The First World War made remarkably little difference to the industries on the Peninsula. If anything it seems to have stabilised them.
British Oxygen were one of the few companies to move to Greenwich during the war. It was yet another established company siting a depot in Greenwich.
The works was on a site to the North of Tunnel Avenue, redeveloped for housing in 1998. It probably covered some of the site previously used by the ammunition works.
British Oxygen was set up by the Brin brothers in 1887 in Westminster and Glasgow and went on to become a successful multi-national. There is some unexplained connection with Frederick Walton of the Inlaid Linoleum Company. Historians who have attempted to evaluate Walton’s life have found several mysterious episodes. One of these was his claim to have worked for British Oxygen. He could not have done so in Greenwich but the fact of his large linoleum factory being so near to the British Oxygen site raises a number of questions.
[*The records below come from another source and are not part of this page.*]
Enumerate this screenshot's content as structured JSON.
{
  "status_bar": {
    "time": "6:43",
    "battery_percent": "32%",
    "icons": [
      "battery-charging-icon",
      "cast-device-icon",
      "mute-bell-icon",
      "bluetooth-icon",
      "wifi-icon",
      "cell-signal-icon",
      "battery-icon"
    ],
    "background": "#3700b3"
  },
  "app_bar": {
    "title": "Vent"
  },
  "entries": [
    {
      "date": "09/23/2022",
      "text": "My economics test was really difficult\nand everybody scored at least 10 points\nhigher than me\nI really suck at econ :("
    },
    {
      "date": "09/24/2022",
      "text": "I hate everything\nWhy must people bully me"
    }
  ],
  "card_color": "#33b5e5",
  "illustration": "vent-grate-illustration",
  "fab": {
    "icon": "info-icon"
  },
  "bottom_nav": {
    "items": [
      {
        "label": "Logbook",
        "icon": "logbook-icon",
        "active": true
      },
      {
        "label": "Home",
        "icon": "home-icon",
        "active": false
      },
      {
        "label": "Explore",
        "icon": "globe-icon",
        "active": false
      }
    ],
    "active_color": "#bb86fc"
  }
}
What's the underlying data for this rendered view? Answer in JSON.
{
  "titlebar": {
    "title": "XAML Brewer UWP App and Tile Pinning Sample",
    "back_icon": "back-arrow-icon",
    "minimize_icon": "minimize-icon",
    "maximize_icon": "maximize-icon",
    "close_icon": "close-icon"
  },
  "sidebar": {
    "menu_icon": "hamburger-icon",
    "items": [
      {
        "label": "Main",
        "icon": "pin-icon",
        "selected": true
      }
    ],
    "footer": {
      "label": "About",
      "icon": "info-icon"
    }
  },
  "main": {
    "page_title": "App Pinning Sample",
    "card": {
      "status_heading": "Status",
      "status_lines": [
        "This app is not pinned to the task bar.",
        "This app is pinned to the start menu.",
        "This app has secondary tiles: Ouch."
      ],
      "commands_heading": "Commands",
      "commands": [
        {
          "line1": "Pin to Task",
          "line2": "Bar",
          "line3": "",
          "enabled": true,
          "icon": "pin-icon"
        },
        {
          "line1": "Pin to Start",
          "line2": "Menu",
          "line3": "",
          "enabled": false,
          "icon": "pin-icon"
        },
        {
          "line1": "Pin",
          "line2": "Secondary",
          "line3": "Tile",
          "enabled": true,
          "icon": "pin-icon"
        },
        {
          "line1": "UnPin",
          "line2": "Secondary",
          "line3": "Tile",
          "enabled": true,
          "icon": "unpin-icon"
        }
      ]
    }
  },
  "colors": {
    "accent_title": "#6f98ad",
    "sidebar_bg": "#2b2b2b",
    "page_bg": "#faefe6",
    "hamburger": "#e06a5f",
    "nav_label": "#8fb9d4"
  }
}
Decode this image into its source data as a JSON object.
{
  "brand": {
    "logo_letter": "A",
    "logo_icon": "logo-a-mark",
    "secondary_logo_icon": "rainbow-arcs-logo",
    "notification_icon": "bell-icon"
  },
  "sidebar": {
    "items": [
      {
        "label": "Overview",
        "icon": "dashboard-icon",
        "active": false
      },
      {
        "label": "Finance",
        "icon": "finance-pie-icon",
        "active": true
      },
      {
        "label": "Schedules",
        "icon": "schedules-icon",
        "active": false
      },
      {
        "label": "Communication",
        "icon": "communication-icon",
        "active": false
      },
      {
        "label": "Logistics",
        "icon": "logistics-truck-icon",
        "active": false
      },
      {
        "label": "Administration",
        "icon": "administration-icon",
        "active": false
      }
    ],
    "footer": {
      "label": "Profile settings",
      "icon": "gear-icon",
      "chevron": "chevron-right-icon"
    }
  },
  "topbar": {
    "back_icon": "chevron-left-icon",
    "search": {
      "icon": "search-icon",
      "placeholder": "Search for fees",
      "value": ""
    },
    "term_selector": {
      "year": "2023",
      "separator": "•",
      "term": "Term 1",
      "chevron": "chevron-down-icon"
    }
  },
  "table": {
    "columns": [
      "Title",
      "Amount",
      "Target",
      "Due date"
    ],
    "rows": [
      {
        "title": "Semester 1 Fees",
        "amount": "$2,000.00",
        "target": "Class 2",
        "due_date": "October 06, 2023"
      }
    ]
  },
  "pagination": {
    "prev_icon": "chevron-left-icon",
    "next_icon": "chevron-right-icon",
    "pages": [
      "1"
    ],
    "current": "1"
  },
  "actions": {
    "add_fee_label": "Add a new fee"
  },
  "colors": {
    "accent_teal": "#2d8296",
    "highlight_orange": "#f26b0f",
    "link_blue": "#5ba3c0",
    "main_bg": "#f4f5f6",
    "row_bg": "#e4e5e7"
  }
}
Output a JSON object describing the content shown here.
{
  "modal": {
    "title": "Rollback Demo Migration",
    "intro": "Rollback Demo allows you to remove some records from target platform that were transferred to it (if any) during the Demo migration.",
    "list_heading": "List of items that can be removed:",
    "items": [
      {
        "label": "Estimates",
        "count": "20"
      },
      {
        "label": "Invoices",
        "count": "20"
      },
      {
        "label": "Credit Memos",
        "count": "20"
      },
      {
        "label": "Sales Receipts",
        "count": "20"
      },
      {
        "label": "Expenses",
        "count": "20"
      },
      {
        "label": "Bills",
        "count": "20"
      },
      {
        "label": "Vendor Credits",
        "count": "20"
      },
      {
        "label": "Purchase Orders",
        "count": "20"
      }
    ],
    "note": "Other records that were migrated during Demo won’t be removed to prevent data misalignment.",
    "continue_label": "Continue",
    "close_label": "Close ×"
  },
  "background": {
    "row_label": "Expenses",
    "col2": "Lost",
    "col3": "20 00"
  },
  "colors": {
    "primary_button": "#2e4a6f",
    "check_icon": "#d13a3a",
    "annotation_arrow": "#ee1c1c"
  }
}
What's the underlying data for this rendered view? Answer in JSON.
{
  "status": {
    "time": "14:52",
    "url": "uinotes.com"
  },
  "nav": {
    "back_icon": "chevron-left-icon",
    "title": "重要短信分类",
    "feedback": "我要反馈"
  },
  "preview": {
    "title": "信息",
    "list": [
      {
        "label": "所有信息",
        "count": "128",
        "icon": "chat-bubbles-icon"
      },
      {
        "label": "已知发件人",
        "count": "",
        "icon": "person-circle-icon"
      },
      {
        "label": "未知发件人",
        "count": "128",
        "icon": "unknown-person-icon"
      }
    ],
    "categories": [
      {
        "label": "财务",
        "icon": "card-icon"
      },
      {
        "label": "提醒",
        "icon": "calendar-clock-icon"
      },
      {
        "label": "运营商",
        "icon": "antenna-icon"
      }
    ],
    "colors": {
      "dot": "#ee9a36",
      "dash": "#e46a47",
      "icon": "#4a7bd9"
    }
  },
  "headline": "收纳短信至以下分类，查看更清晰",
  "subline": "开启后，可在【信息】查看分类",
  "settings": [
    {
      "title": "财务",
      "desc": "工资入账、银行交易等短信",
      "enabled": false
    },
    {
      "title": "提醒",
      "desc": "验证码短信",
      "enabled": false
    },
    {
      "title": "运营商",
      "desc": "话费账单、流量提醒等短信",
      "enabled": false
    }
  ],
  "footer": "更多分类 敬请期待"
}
During the first world war period the trend towards riverside sites being taken up by wharfingers and river service industries continued. British and Foreign Wharf Ltd. took over Greig’s Wharf – where the linseed crushing mill had been. United Ship Builders and Repairers Ltd moved onto Providence Wharf.